The town's goal was to review all local regulations pertaining to coastal floodplain management and revise their regulations and/or laws to reduce damages to public and private property and reduce costs associated with emergency response to coastal storm events.
The StormSmart Coasts team, led by the Oak Bluffs Conservation Agent, spent significant time discussing and coming to consensus on proposed amendments to their zoning bylaw for the floodplain. The team launched an impressive outreach campaign for public comments, which were carefully considered and incorporated into the bylaw. In addition, all town boards and departments were fully engaged and, as a result, supportive of the changes before they went to Town Meeting.

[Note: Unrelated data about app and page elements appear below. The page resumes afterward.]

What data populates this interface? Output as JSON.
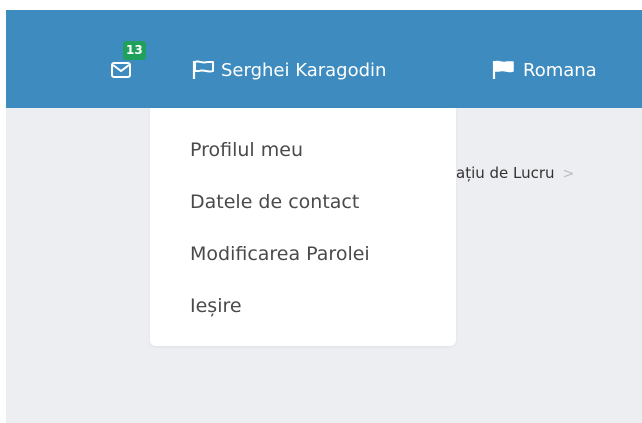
{
  "header": {
    "notifications_count": "13",
    "user_name": "Serghei Karagodin",
    "language": "Romana"
  },
  "breadcrumb": {
    "current": "ațiu de Lucru",
    "separator": ">"
  },
  "user_dropdown": {
    "items": [
      {
        "label": "Profilul meu"
      },
      {
        "label": "Datele de contact"
      },
      {
        "label": "Modificarea Parolei"
      },
      {
        "label": "Ieșire"
      }
    ]
  },
  "colors": {
    "header_bg": "#3d8bbf",
    "badge_bg": "#1fa15b",
    "page_bg": "#eceef2"
  },
  "icons": {
    "mail": "envelope-icon",
    "user": "flag-outline-icon",
    "language": "flag-solid-icon"
  }
}
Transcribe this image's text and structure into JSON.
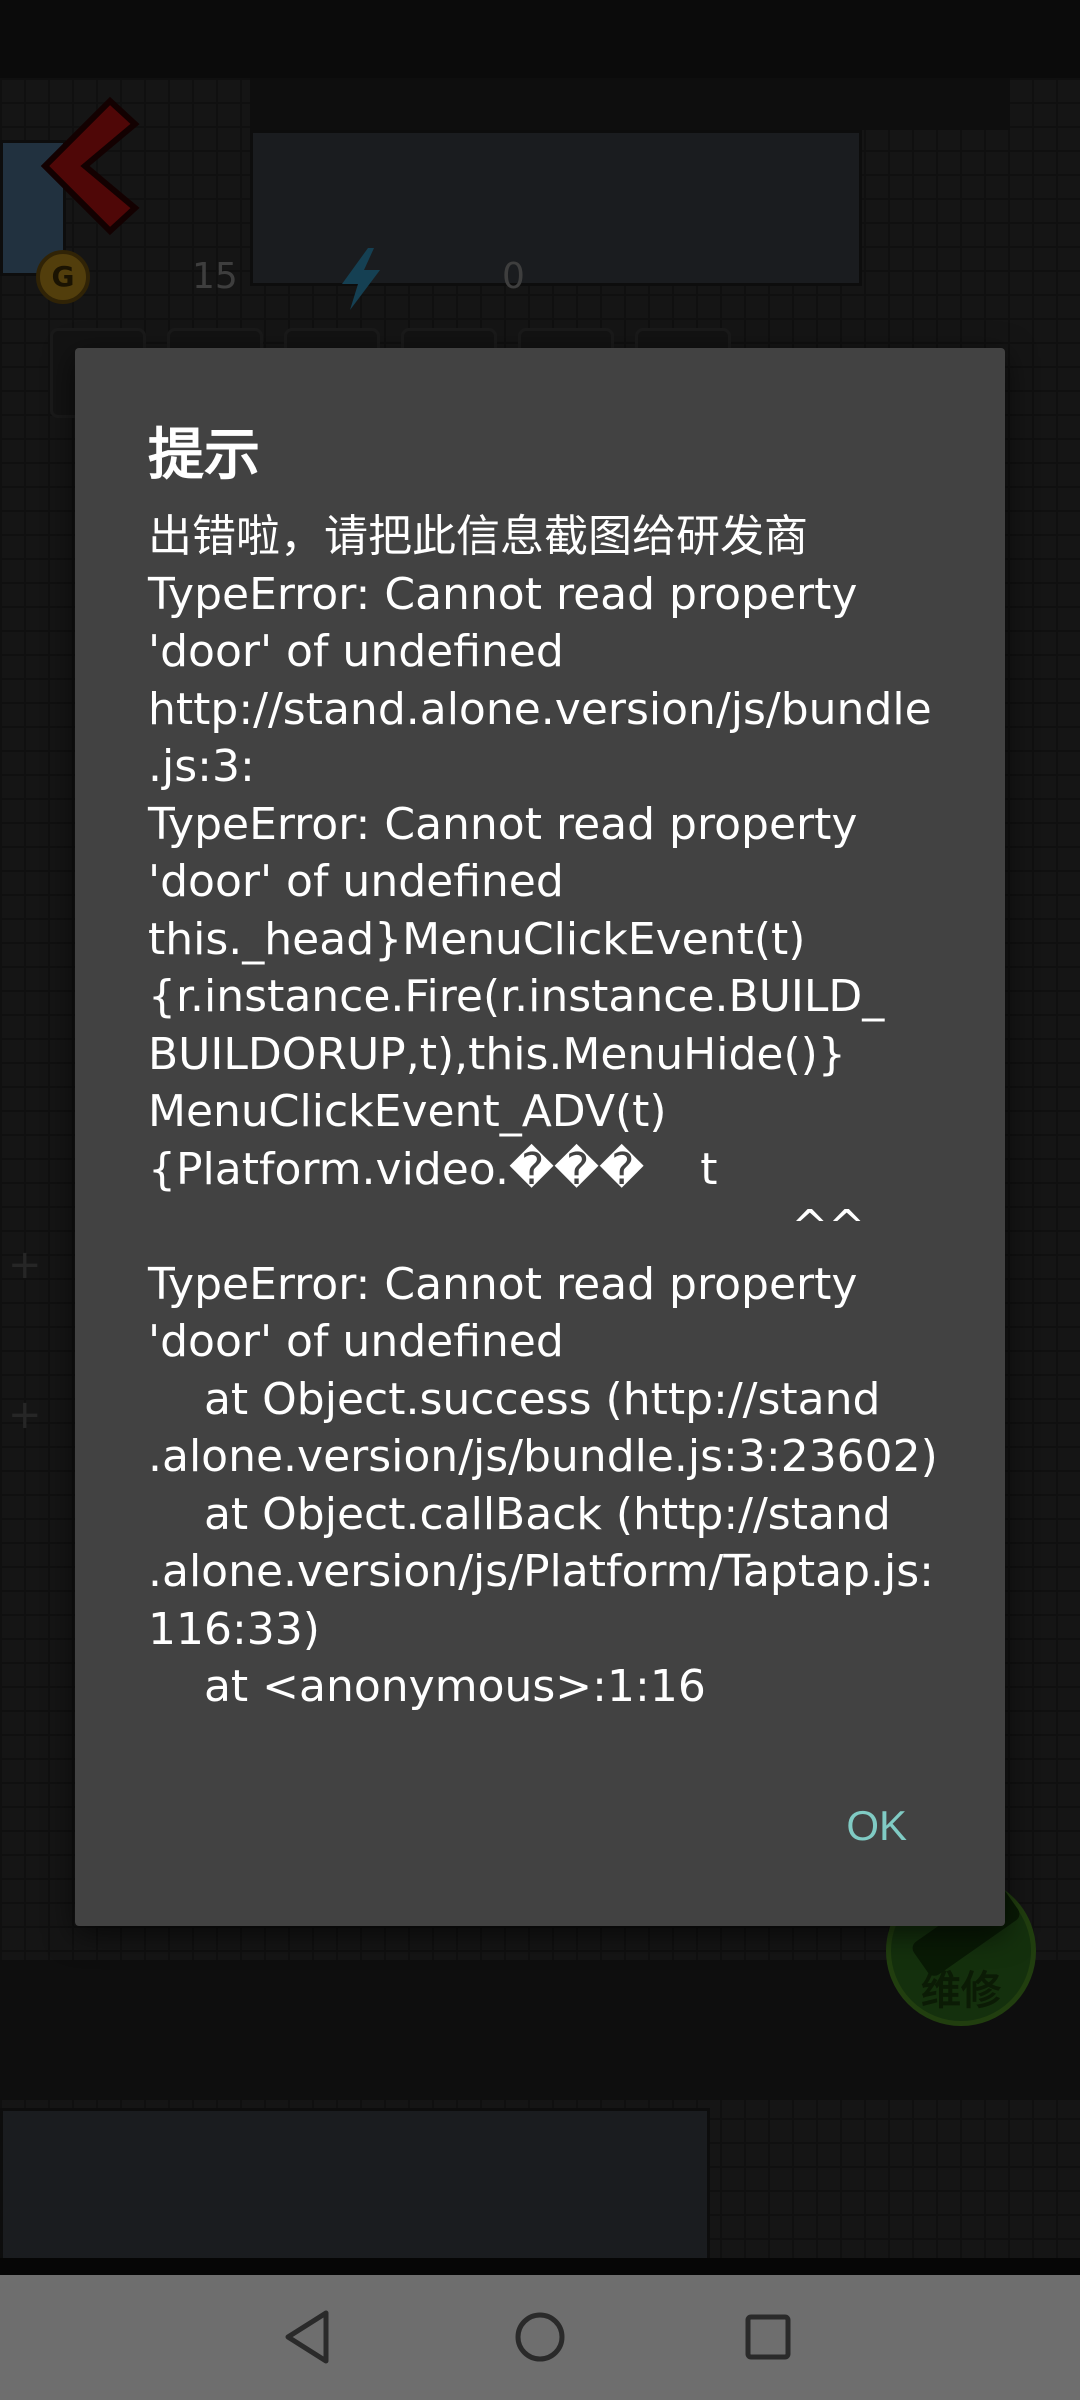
{
  "game": {
    "coins": "15",
    "energy": "0",
    "repair_label": "维修"
  },
  "dialog": {
    "title": "提示",
    "message": "出错啦，请把此信息截图给研发商\nTypeError: Cannot read property\n'door' of undefined\nhttp://stand.alone.version/js/bundle\n.js:3:\nTypeError: Cannot read property\n'door' of undefined\nthis._head}MenuClickEvent(t)\n{r.instance.Fire(r.instance.BUILD_\nBUILDORUP,t),this.MenuHide()}\nMenuClickEvent_ADV(t)\n{Platform.video.���    t\n                                              ^^\nTypeError: Cannot read property\n'door' of undefined\n    at Object.success (http://stand\n.alone.version/js/bundle.js:3:23602)\n    at Object.callBack (http://stand\n.alone.version/js/Platform/Taptap.js:\n116:33)\n    at <anonymous>:1:16",
    "ok_label": "OK"
  },
  "navbar": {
    "back_icon": "triangle-back-icon",
    "home_icon": "circle-home-icon",
    "recents_icon": "square-recents-icon"
  },
  "colors": {
    "dialog_bg": "#424242",
    "accent": "#80cbc4",
    "navbar_bg": "#6e6e6e"
  }
}
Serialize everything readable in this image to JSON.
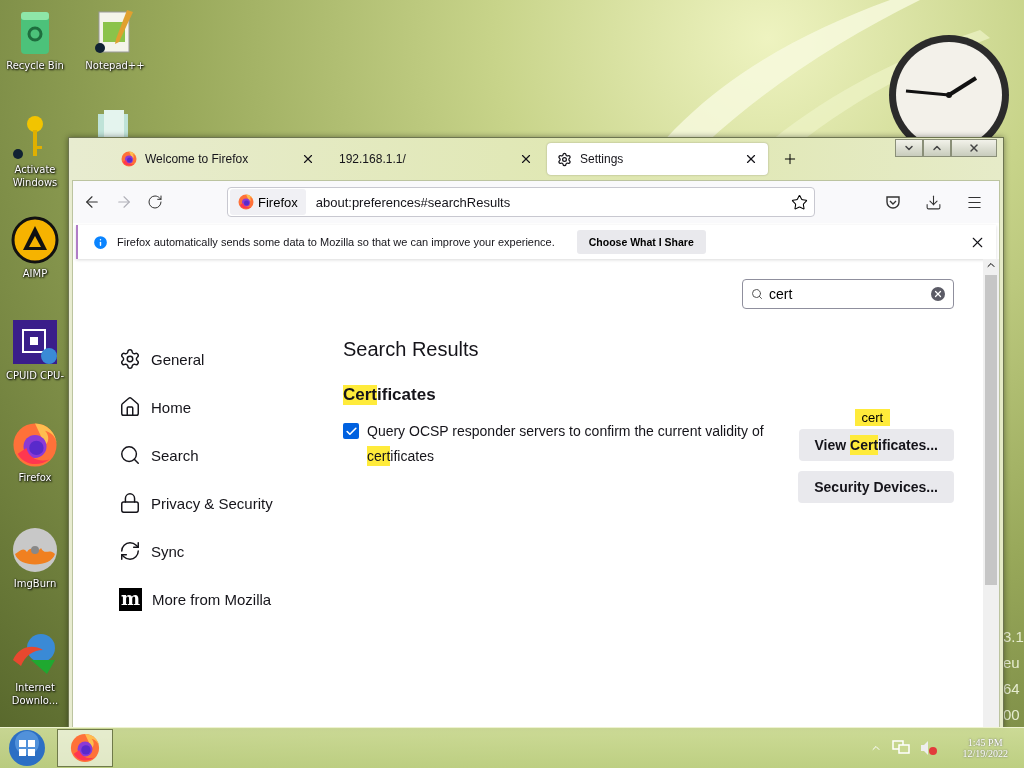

Consequently, voters adopted amendments to the Town of Oak Bluffs Floodplain Overlay District Bylaw (PDF, 40 KB) by an overwhelming majority at the Spring 2010 Annual Town Meeting.
The zoning bylaw now prohibits new residential development and expansion of existing development in the most hazardous flood zones—those designated as V, VE, or AO zones on the Federal Emergency Management Agency's Flood Insurance Rate Maps (FIRMs). The bylaw also requires that all new development in less hazardous areas—those designated as A zones on the FIRMs—go through a special permit process to ensure proposed development and redevelopment projects meet design criteria and performance standards that minimize threats to public health and safety and increase the town's capacity to recover after a storm by reducing damage to personal and public property.
The town selected regulatory language to include in their zoning bylaw and regulations based on a menu of options compiled by the Massachusetts Office of Coastal Zone (CZM). These options included a range of choices to move the town toward more effective coastal floodplain management. The process of getting all Town Boards involved in selecting appropriate regulatory amendments for the town can be considered by other communities as a model for upgrading coastal floodplain management regulatory tools.
The Vineyard Conservation Society produced a ten-minute video tour of erosion along the coast of Oak Bluffs. The video includes a presentation by the Conservation Agent, who describes the StormSmart Coasts pilot project as well as other town projects aimed at minimizing loss of life, property destruction, and environmental damage from severe flooding and storms. See Oak Bluffs: A Storm Smart Town on YouTube.